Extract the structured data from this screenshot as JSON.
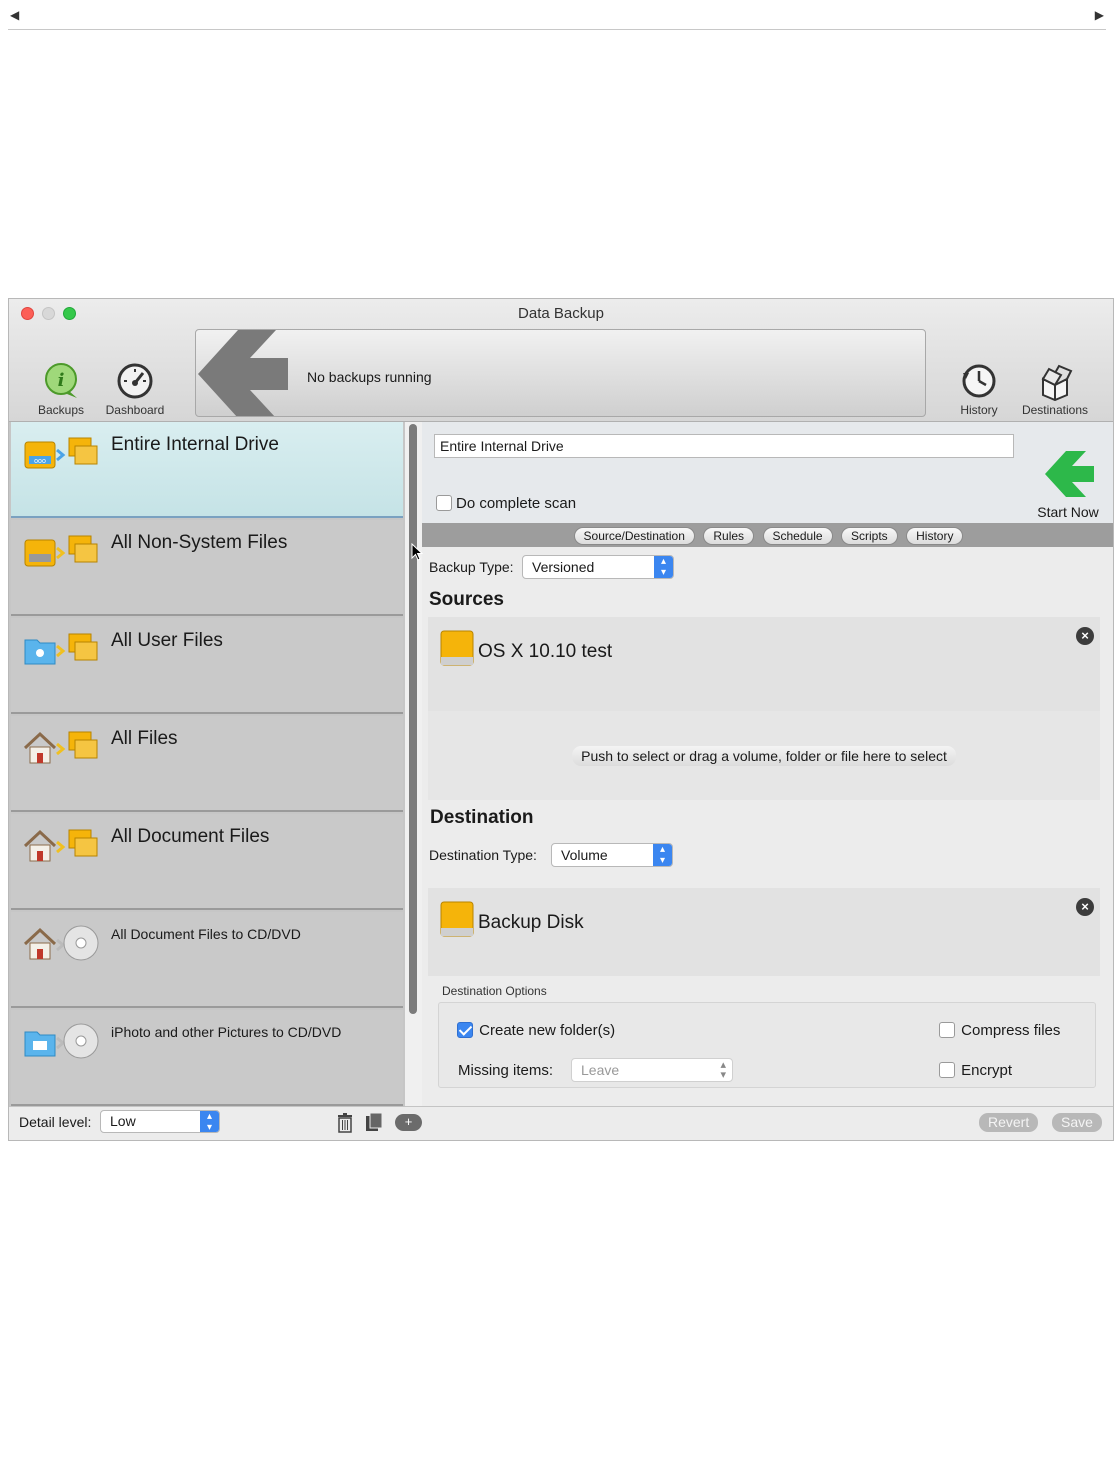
{
  "window": {
    "title": "Data Backup"
  },
  "toolbar": {
    "backups_label": "Backups",
    "dashboard_label": "Dashboard",
    "status_text": "No backups running",
    "history_label": "History",
    "destinations_label": "Destinations"
  },
  "backup_list": [
    {
      "label": "Entire Internal Drive",
      "icon": "drive-to-drive-icon",
      "selected": true
    },
    {
      "label": "All Non-System Files",
      "icon": "drive-to-drive-icon",
      "selected": false
    },
    {
      "label": "All User Files",
      "icon": "user-folder-to-drive-icon",
      "selected": false
    },
    {
      "label": "All Files",
      "icon": "home-to-drive-icon",
      "selected": false
    },
    {
      "label": "All Document Files",
      "icon": "home-to-drive-icon",
      "selected": false
    },
    {
      "label": "All Document Files to CD/DVD",
      "icon": "home-to-disc-icon",
      "selected": false
    },
    {
      "label": "iPhoto and other Pictures to CD/DVD",
      "icon": "photo-folder-to-disc-icon",
      "selected": false
    }
  ],
  "detail": {
    "name_value": "Entire Internal Drive",
    "complete_scan_label": "Do complete scan",
    "complete_scan_checked": false,
    "start_now_label": "Start Now"
  },
  "tabs": [
    "Source/Destination",
    "Rules",
    "Schedule",
    "Scripts",
    "History"
  ],
  "source_dest": {
    "backup_type_label": "Backup Type:",
    "backup_type_value": "Versioned",
    "sources_heading": "Sources",
    "source_item": "OS X 10.10 test",
    "drop_hint": "Push to select or drag a volume, folder or file here to select",
    "destination_heading": "Destination",
    "destination_type_label": "Destination Type:",
    "destination_type_value": "Volume",
    "destination_item": "Backup Disk",
    "options_title": "Destination Options",
    "create_folder_label": "Create new folder(s)",
    "create_folder_checked": true,
    "compress_label": "Compress files",
    "compress_checked": false,
    "encrypt_label": "Encrypt",
    "encrypt_checked": false,
    "missing_items_label": "Missing items:",
    "missing_items_value": "Leave"
  },
  "bottom": {
    "detail_level_label": "Detail level:",
    "detail_level_value": "Low",
    "revert_label": "Revert",
    "save_label": "Save"
  },
  "colors": {
    "accent": "#3b86f0",
    "start_green": "#2db84a",
    "selected_row": "#cfe8eb",
    "orange_drive": "#f5b40a"
  }
}
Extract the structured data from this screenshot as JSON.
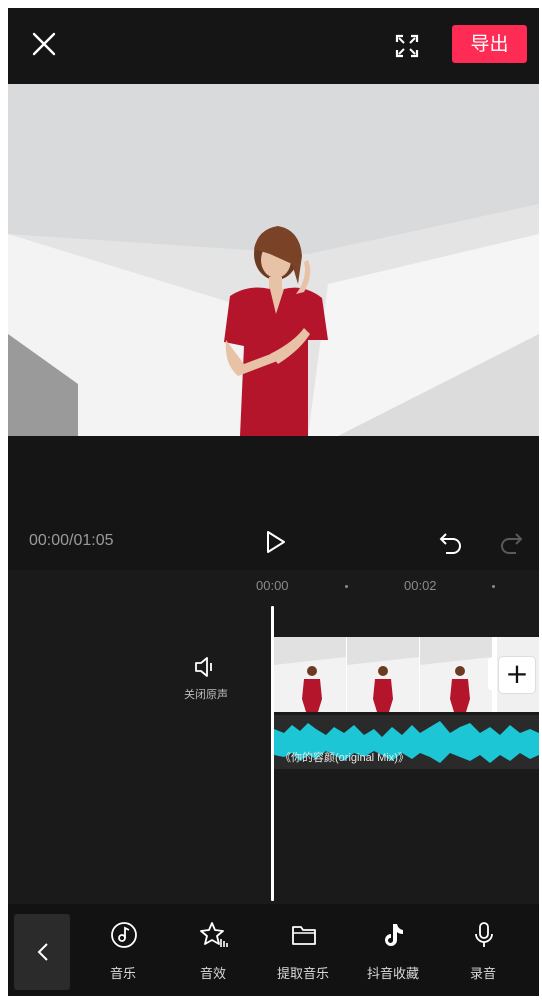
{
  "header": {
    "export_label": "导出",
    "icons": [
      "close-icon",
      "fullscreen-icon"
    ]
  },
  "player": {
    "timecode": "00:00/01:05",
    "icons": [
      "play-icon",
      "undo-icon",
      "redo-icon"
    ]
  },
  "timeline": {
    "ruler": [
      "00:00",
      "00:02"
    ],
    "mute_label": "关闭原声",
    "audio_label": "《你的容颜(original Mix)》",
    "add_clip": "+"
  },
  "toolbar": {
    "items": [
      {
        "label": "音乐",
        "icon": "music-icon"
      },
      {
        "label": "音效",
        "icon": "sound-effect-icon"
      },
      {
        "label": "提取音乐",
        "icon": "folder-icon"
      },
      {
        "label": "抖音收藏",
        "icon": "tiktok-icon"
      },
      {
        "label": "录音",
        "icon": "microphone-icon"
      }
    ]
  },
  "colors": {
    "accent": "#fe2c55",
    "waveform": "#1cc6d4",
    "background": "#111111",
    "dress": "#b5152b"
  }
}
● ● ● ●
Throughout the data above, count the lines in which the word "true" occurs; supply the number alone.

2